* **Task statement**: Omit the pictures from the listing below and print every remaining entry verbatim.

─── Records for this exercise ───

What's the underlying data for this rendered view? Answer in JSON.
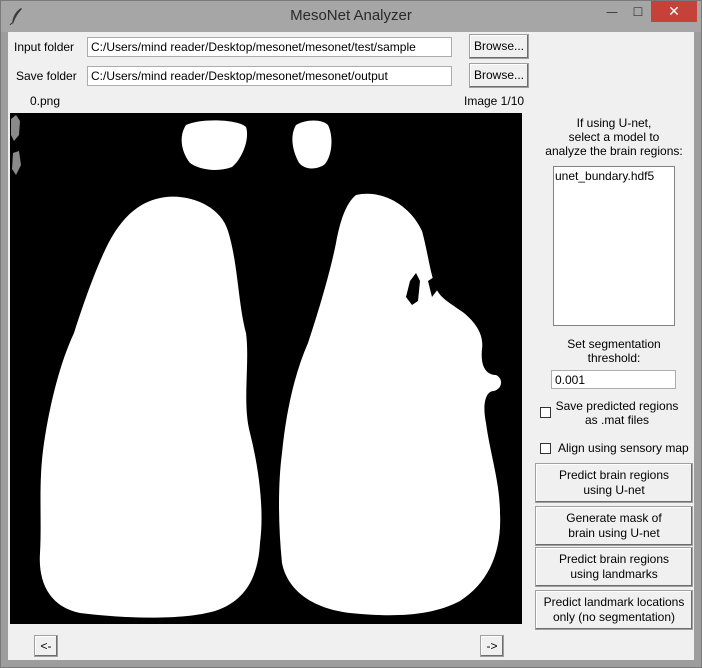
{
  "window": {
    "title": "MesoNet Analyzer",
    "minimize_glyph": "—",
    "maximize_glyph": "☐",
    "close_glyph": "✕",
    "app_icon": "feather-icon"
  },
  "folders": {
    "input_label": "Input folder",
    "input_value": "C:/Users/mind reader/Desktop/mesonet/mesonet/test/sample",
    "save_label": "Save folder",
    "save_value": "C:/Users/mind reader/Desktop/mesonet/mesonet/output",
    "browse_label": "Browse..."
  },
  "viewer": {
    "filename": "0.png",
    "image_counter": "Image 1/10",
    "prev_label": "<-",
    "next_label": "->"
  },
  "sidebar": {
    "model_prompt_line1": "If using U-net,",
    "model_prompt_line2": "select a model to",
    "model_prompt_line3": "analyze the brain regions:",
    "models": [
      "unet_bundary.hdf5"
    ],
    "threshold_label_line1": "Set segmentation",
    "threshold_label_line2": "threshold:",
    "threshold_value": "0.001",
    "save_mat_line1": "Save predicted regions",
    "save_mat_line2": "as .mat files",
    "align_label": "Align using sensory map",
    "save_mat_checked": false,
    "align_checked": false
  },
  "actions": {
    "predict_unet_line1": "Predict brain regions",
    "predict_unet_line2": "using U-net",
    "mask_line1": "Generate mask of",
    "mask_line2": "brain using U-net",
    "landmark_regions_line1": "Predict brain regions",
    "landmark_regions_line2": "using landmarks",
    "landmark_loc_line1": "Predict landmark locations",
    "landmark_loc_line2": "only (no segmentation)"
  }
}
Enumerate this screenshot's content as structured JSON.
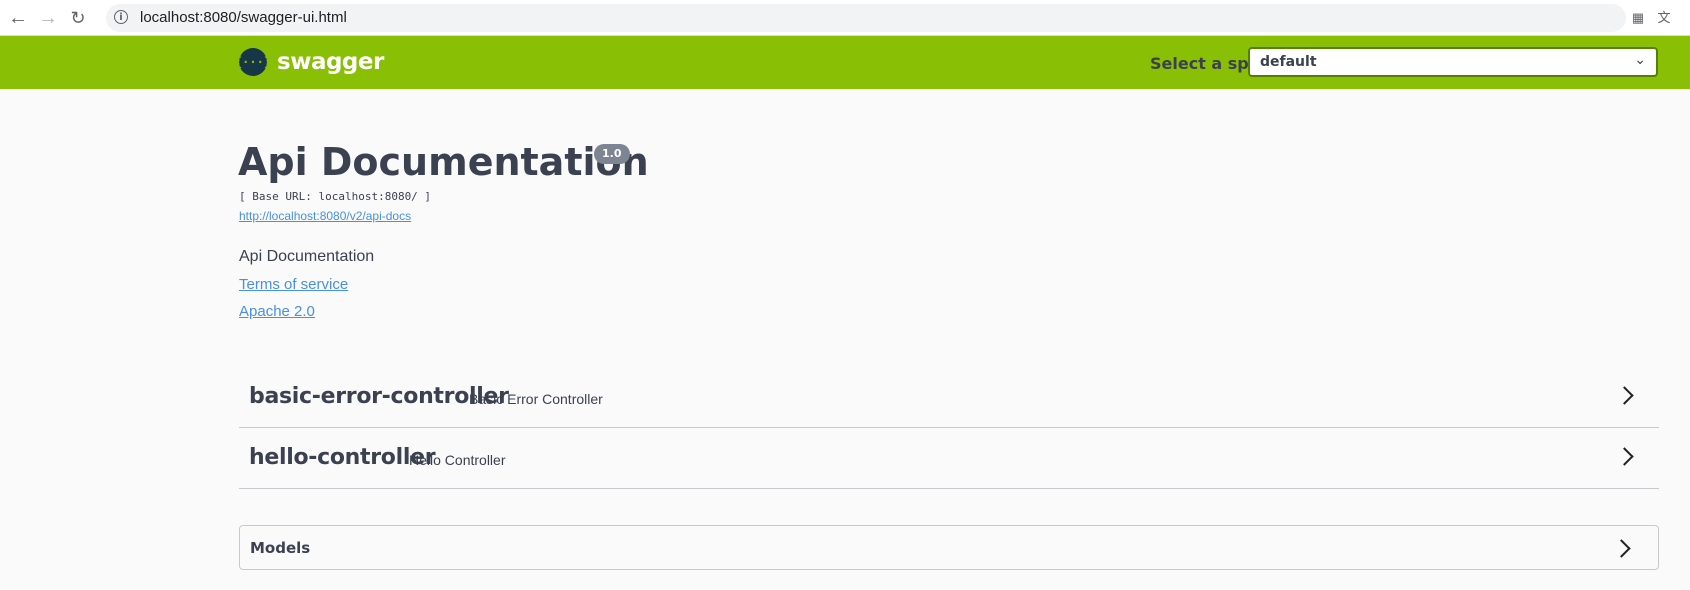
{
  "browser": {
    "url": "localhost:8080/swagger-ui.html"
  },
  "topbar": {
    "logo_mark": "{···}",
    "logo_text": "swagger",
    "spec_label": "Select a spec",
    "spec_value": "default"
  },
  "info": {
    "title": "Api Documentation",
    "version": "1.0",
    "base_url": "[ Base URL: localhost:8080/ ]",
    "api_docs_link": "http://localhost:8080/v2/api-docs",
    "description": "Api Documentation",
    "terms_of_service": "Terms of service",
    "license": "Apache 2.0"
  },
  "controllers": [
    {
      "name": "basic-error-controller",
      "description": "Basic Error Controller"
    },
    {
      "name": "hello-controller",
      "description": "Hello Controller"
    }
  ],
  "models": {
    "label": "Models"
  },
  "colors": {
    "topbar": "#89bf04",
    "link": "#4990e2",
    "text": "#3b4151"
  }
}
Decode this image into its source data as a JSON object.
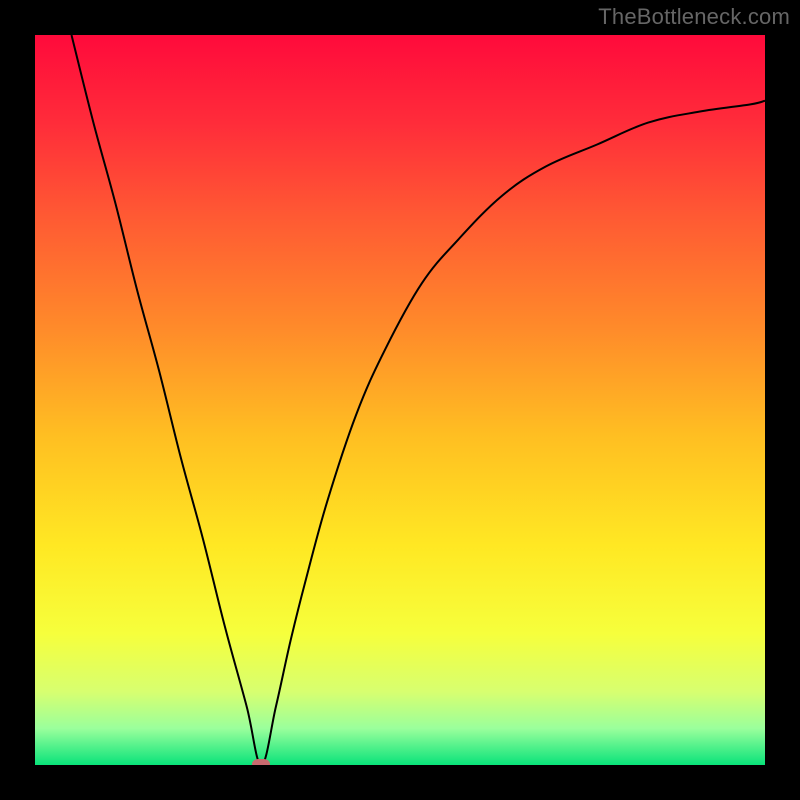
{
  "watermark": "TheBottleneck.com",
  "chart_data": {
    "type": "line",
    "title": "",
    "xlabel": "",
    "ylabel": "",
    "xlim": [
      0,
      100
    ],
    "ylim": [
      0,
      100
    ],
    "grid": false,
    "marker": {
      "x": 31,
      "y": 0,
      "color": "#c96a6f"
    },
    "gradient_stops": [
      {
        "pos": 0.0,
        "color": "#ff0a3b"
      },
      {
        "pos": 0.12,
        "color": "#ff2c3a"
      },
      {
        "pos": 0.25,
        "color": "#ff5a33"
      },
      {
        "pos": 0.4,
        "color": "#ff8a2a"
      },
      {
        "pos": 0.55,
        "color": "#ffbf22"
      },
      {
        "pos": 0.7,
        "color": "#ffe823"
      },
      {
        "pos": 0.82,
        "color": "#f6ff3c"
      },
      {
        "pos": 0.9,
        "color": "#d7ff70"
      },
      {
        "pos": 0.95,
        "color": "#9aff9c"
      },
      {
        "pos": 1.0,
        "color": "#09e37a"
      }
    ],
    "series": [
      {
        "name": "curve",
        "color": "#000000",
        "stroke_width": 2,
        "x": [
          5,
          8,
          11,
          14,
          17,
          20,
          23,
          26,
          29,
          31,
          33,
          35,
          37,
          40,
          44,
          48,
          53,
          58,
          64,
          70,
          77,
          84,
          91,
          98,
          100
        ],
        "y": [
          100,
          88,
          77,
          65,
          54,
          42,
          31,
          19,
          8,
          0,
          8,
          17,
          25,
          36,
          48,
          57,
          66,
          72,
          78,
          82,
          85,
          88,
          89.5,
          90.5,
          91
        ]
      }
    ]
  }
}
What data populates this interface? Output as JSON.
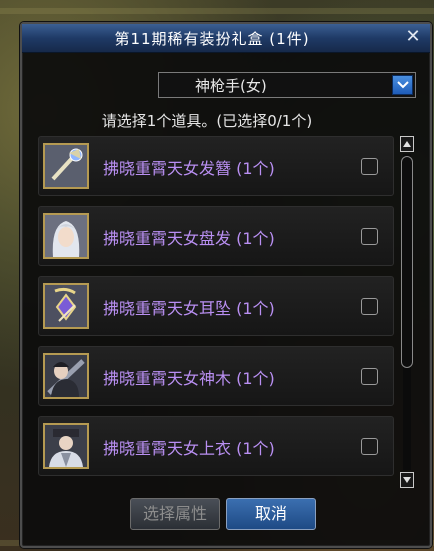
{
  "dialog": {
    "title": "第11期稀有装扮礼盒 (1件)",
    "close_label": "✕",
    "job_select": {
      "value": "神枪手(女)"
    },
    "instruction": "请选择1个道具。(已选择0/1个)",
    "items": [
      {
        "name": "拂晓重霄天女发簪 (1个)",
        "icon": "hairpin-icon",
        "checked": false
      },
      {
        "name": "拂晓重霄天女盘发 (1个)",
        "icon": "hair-portrait-icon",
        "checked": false
      },
      {
        "name": "拂晓重霄天女耳坠 (1个)",
        "icon": "earring-icon",
        "checked": false
      },
      {
        "name": "拂晓重霄天女神木 (1个)",
        "icon": "weapon-portrait-icon",
        "checked": false
      },
      {
        "name": "拂晓重霄天女上衣 (1个)",
        "icon": "top-portrait-icon",
        "checked": false
      }
    ],
    "buttons": {
      "select_attr": "选择属性",
      "cancel": "取消"
    }
  },
  "colors": {
    "title_bar": "#2a4a7c",
    "item_name": "#b98ff2",
    "item_border": "#b59a52"
  }
}
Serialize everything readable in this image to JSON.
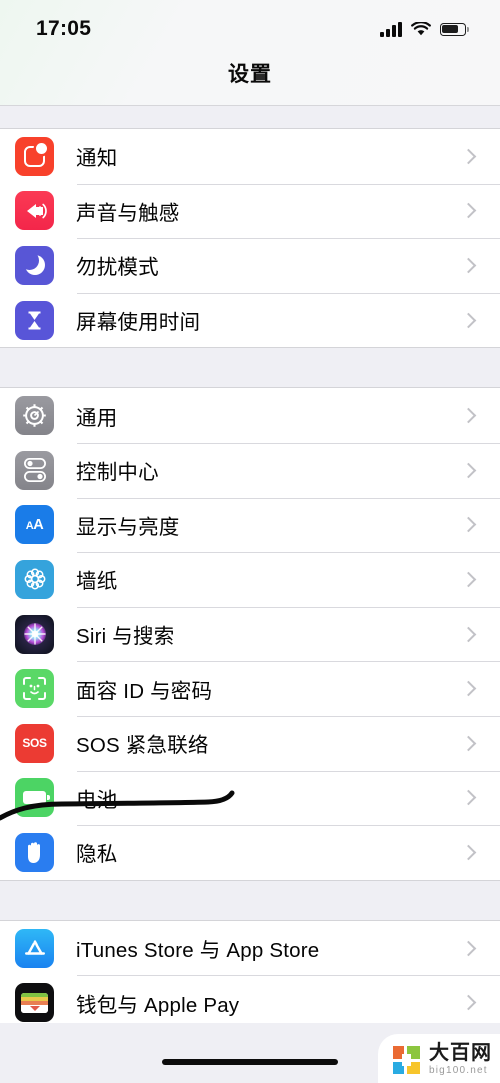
{
  "status_bar": {
    "time": "17:05",
    "signal_icon": "cellular-signal-icon",
    "wifi_icon": "wifi-icon",
    "battery_icon": "battery-icon",
    "battery_level": 65
  },
  "nav": {
    "title": "设置"
  },
  "groups": [
    {
      "id": "group-alerts",
      "rows": [
        {
          "label": "通知",
          "icon": "notifications-icon",
          "icon_class": "ic-notify"
        },
        {
          "label": "声音与触感",
          "icon": "sounds-haptics-icon",
          "icon_class": "ic-sound"
        },
        {
          "label": "勿扰模式",
          "icon": "do-not-disturb-icon",
          "icon_class": "ic-dnd"
        },
        {
          "label": "屏幕使用时间",
          "icon": "screen-time-icon",
          "icon_class": "ic-screentime"
        }
      ]
    },
    {
      "id": "group-system",
      "rows": [
        {
          "label": "通用",
          "icon": "general-gear-icon",
          "icon_class": "ic-general"
        },
        {
          "label": "控制中心",
          "icon": "control-center-icon",
          "icon_class": "ic-control"
        },
        {
          "label": "显示与亮度",
          "icon": "display-brightness-icon",
          "icon_class": "ic-display"
        },
        {
          "label": "墙纸",
          "icon": "wallpaper-icon",
          "icon_class": "ic-wallpaper"
        },
        {
          "label": "Siri 与搜索",
          "icon": "siri-search-icon",
          "icon_class": "ic-siri"
        },
        {
          "label": "面容 ID 与密码",
          "icon": "face-id-icon",
          "icon_class": "ic-faceid"
        },
        {
          "label": "SOS 紧急联络",
          "icon": "emergency-sos-icon",
          "icon_class": "ic-sos"
        },
        {
          "label": "电池",
          "icon": "battery-settings-icon",
          "icon_class": "ic-battery"
        },
        {
          "label": "隐私",
          "icon": "privacy-hand-icon",
          "icon_class": "ic-privacy"
        }
      ]
    },
    {
      "id": "group-store",
      "rows": [
        {
          "label": "iTunes Store 与 App Store",
          "icon": "app-store-icon",
          "icon_class": "ic-appstore"
        },
        {
          "label": "钱包与 Apple Pay",
          "icon": "wallet-icon",
          "icon_class": "ic-wallet"
        }
      ]
    }
  ],
  "annotation": {
    "type": "hand-drawn-underline",
    "target_label": "电池",
    "color": "#000000"
  },
  "watermark": {
    "name_cn": "大百网",
    "name_en": "big100.net",
    "colors": [
      "#ea6a33",
      "#8cc63f",
      "#29abe2",
      "#f7c52b"
    ]
  },
  "home_indicator": "home-indicator"
}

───

* **Your response**:
What's the underlying data for this rendered view? Answer in JSON.
{
  "window": {
    "title": "MesoNet Analyzer",
    "minimize_glyph": "—",
    "maximize_glyph": "☐",
    "close_glyph": "✕",
    "app_icon": "feather-icon"
  },
  "folders": {
    "input_label": "Input folder",
    "input_value": "C:/Users/mind reader/Desktop/mesonet/mesonet/test/sample",
    "save_label": "Save folder",
    "save_value": "C:/Users/mind reader/Desktop/mesonet/mesonet/output",
    "browse_label": "Browse..."
  },
  "viewer": {
    "filename": "0.png",
    "image_counter": "Image 1/10",
    "prev_label": "<-",
    "next_label": "->"
  },
  "sidebar": {
    "model_prompt_line1": "If using U-net,",
    "model_prompt_line2": "select a model to",
    "model_prompt_line3": "analyze the brain regions:",
    "models": [
      "unet_bundary.hdf5"
    ],
    "threshold_label_line1": "Set segmentation",
    "threshold_label_line2": "threshold:",
    "threshold_value": "0.001",
    "save_mat_line1": "Save predicted regions",
    "save_mat_line2": "as .mat files",
    "align_label": "Align using sensory map",
    "save_mat_checked": false,
    "align_checked": false
  },
  "actions": {
    "predict_unet_line1": "Predict brain regions",
    "predict_unet_line2": "using U-net",
    "mask_line1": "Generate mask of",
    "mask_line2": "brain using U-net",
    "landmark_regions_line1": "Predict brain regions",
    "landmark_regions_line2": "using landmarks",
    "landmark_loc_line1": "Predict landmark locations",
    "landmark_loc_line2": "only (no segmentation)"
  }
}
Enumerate this screenshot's content as structured JSON.
{
  "browser": {
    "url": "localhost:8080/swagger-ui.html"
  },
  "topbar": {
    "logo_mark": "{···}",
    "logo_text": "swagger",
    "spec_label": "Select a spec",
    "spec_value": "default"
  },
  "info": {
    "title": "Api Documentation",
    "version": "1.0",
    "base_url": "[ Base URL: localhost:8080/ ]",
    "api_docs_link": "http://localhost:8080/v2/api-docs",
    "description": "Api Documentation",
    "terms_of_service": "Terms of service",
    "license": "Apache 2.0"
  },
  "controllers": [
    {
      "name": "basic-error-controller",
      "description": "Basic Error Controller"
    },
    {
      "name": "hello-controller",
      "description": "Hello Controller"
    }
  ],
  "models": {
    "label": "Models"
  },
  "colors": {
    "topbar": "#89bf04",
    "link": "#4990e2",
    "text": "#3b4151"
  }
}
Decode this image into its source data as a JSON object.
{
  "watermark": "TheBottleneck.com",
  "chart_data": {
    "type": "line",
    "title": "",
    "xlabel": "",
    "ylabel": "",
    "xlim": [
      0,
      100
    ],
    "ylim": [
      0,
      100
    ],
    "grid": false,
    "marker": {
      "x": 31,
      "y": 0,
      "color": "#c96a6f"
    },
    "gradient_stops": [
      {
        "pos": 0.0,
        "color": "#ff0a3b"
      },
      {
        "pos": 0.12,
        "color": "#ff2c3a"
      },
      {
        "pos": 0.25,
        "color": "#ff5a33"
      },
      {
        "pos": 0.4,
        "color": "#ff8a2a"
      },
      {
        "pos": 0.55,
        "color": "#ffbf22"
      },
      {
        "pos": 0.7,
        "color": "#ffe823"
      },
      {
        "pos": 0.82,
        "color": "#f6ff3c"
      },
      {
        "pos": 0.9,
        "color": "#d7ff70"
      },
      {
        "pos": 0.95,
        "color": "#9aff9c"
      },
      {
        "pos": 1.0,
        "color": "#09e37a"
      }
    ],
    "series": [
      {
        "name": "curve",
        "color": "#000000",
        "stroke_width": 2,
        "x": [
          5,
          8,
          11,
          14,
          17,
          20,
          23,
          26,
          29,
          31,
          33,
          35,
          37,
          40,
          44,
          48,
          53,
          58,
          64,
          70,
          77,
          84,
          91,
          98,
          100
        ],
        "y": [
          100,
          88,
          77,
          65,
          54,
          42,
          31,
          19,
          8,
          0,
          8,
          17,
          25,
          36,
          48,
          57,
          66,
          72,
          78,
          82,
          85,
          88,
          89.5,
          90.5,
          91
        ]
      }
    ]
  }
}
What data populates this interface? Output as JSON.
{
  "dialog": {
    "title": "第11期稀有装扮礼盒 (1件)",
    "close_label": "✕",
    "job_select": {
      "value": "神枪手(女)"
    },
    "instruction": "请选择1个道具。(已选择0/1个)",
    "items": [
      {
        "name": "拂晓重霄天女发簪 (1个)",
        "icon": "hairpin-icon",
        "checked": false
      },
      {
        "name": "拂晓重霄天女盘发 (1个)",
        "icon": "hair-portrait-icon",
        "checked": false
      },
      {
        "name": "拂晓重霄天女耳坠 (1个)",
        "icon": "earring-icon",
        "checked": false
      },
      {
        "name": "拂晓重霄天女神木 (1个)",
        "icon": "weapon-portrait-icon",
        "checked": false
      },
      {
        "name": "拂晓重霄天女上衣 (1个)",
        "icon": "top-portrait-icon",
        "checked": false
      }
    ],
    "buttons": {
      "select_attr": "选择属性",
      "cancel": "取消"
    }
  },
  "colors": {
    "title_bar": "#2a4a7c",
    "item_name": "#b98ff2",
    "item_border": "#b59a52"
  }
}
Serialize everything readable in this image to JSON.
{
  "status_bar": {
    "time": "17:05",
    "signal_icon": "cellular-signal-icon",
    "wifi_icon": "wifi-icon",
    "battery_icon": "battery-icon",
    "battery_level": 65
  },
  "nav": {
    "title": "设置"
  },
  "groups": [
    {
      "id": "group-alerts",
      "rows": [
        {
          "label": "通知",
          "icon": "notifications-icon",
          "icon_class": "ic-notify"
        },
        {
          "label": "声音与触感",
          "icon": "sounds-haptics-icon",
          "icon_class": "ic-sound"
        },
        {
          "label": "勿扰模式",
          "icon": "do-not-disturb-icon",
          "icon_class": "ic-dnd"
        },
        {
          "label": "屏幕使用时间",
          "icon": "screen-time-icon",
          "icon_class": "ic-screentime"
        }
      ]
    },
    {
      "id": "group-system",
      "rows": [
        {
          "label": "通用",
          "icon": "general-gear-icon",
          "icon_class": "ic-general"
        },
        {
          "label": "控制中心",
          "icon": "control-center-icon",
          "icon_class": "ic-control"
        },
        {
          "label": "显示与亮度",
          "icon": "display-brightness-icon",
          "icon_class": "ic-display"
        },
        {
          "label": "墙纸",
          "icon": "wallpaper-icon",
          "icon_class": "ic-wallpaper"
        },
        {
          "label": "Siri 与搜索",
          "icon": "siri-search-icon",
          "icon_class": "ic-siri"
        },
        {
          "label": "面容 ID 与密码",
          "icon": "face-id-icon",
          "icon_class": "ic-faceid"
        },
        {
          "label": "SOS 紧急联络",
          "icon": "emergency-sos-icon",
          "icon_class": "ic-sos"
        },
        {
          "label": "电池",
          "icon": "battery-settings-icon",
          "icon_class": "ic-battery"
        },
        {
          "label": "隐私",
          "icon": "privacy-hand-icon",
          "icon_class": "ic-privacy"
        }
      ]
    },
    {
      "id": "group-store",
      "rows": [
        {
          "label": "iTunes Store 与 App Store",
          "icon": "app-store-icon",
          "icon_class": "ic-appstore"
        },
        {
          "label": "钱包与 Apple Pay",
          "icon": "wallet-icon",
          "icon_class": "ic-wallet"
        }
      ]
    }
  ],
  "annotation": {
    "type": "hand-drawn-underline",
    "target_label": "电池",
    "color": "#000000"
  },
  "watermark": {
    "name_cn": "大百网",
    "name_en": "big100.net",
    "colors": [
      "#ea6a33",
      "#8cc63f",
      "#29abe2",
      "#f7c52b"
    ]
  },
  "home_indicator": "home-indicator"
}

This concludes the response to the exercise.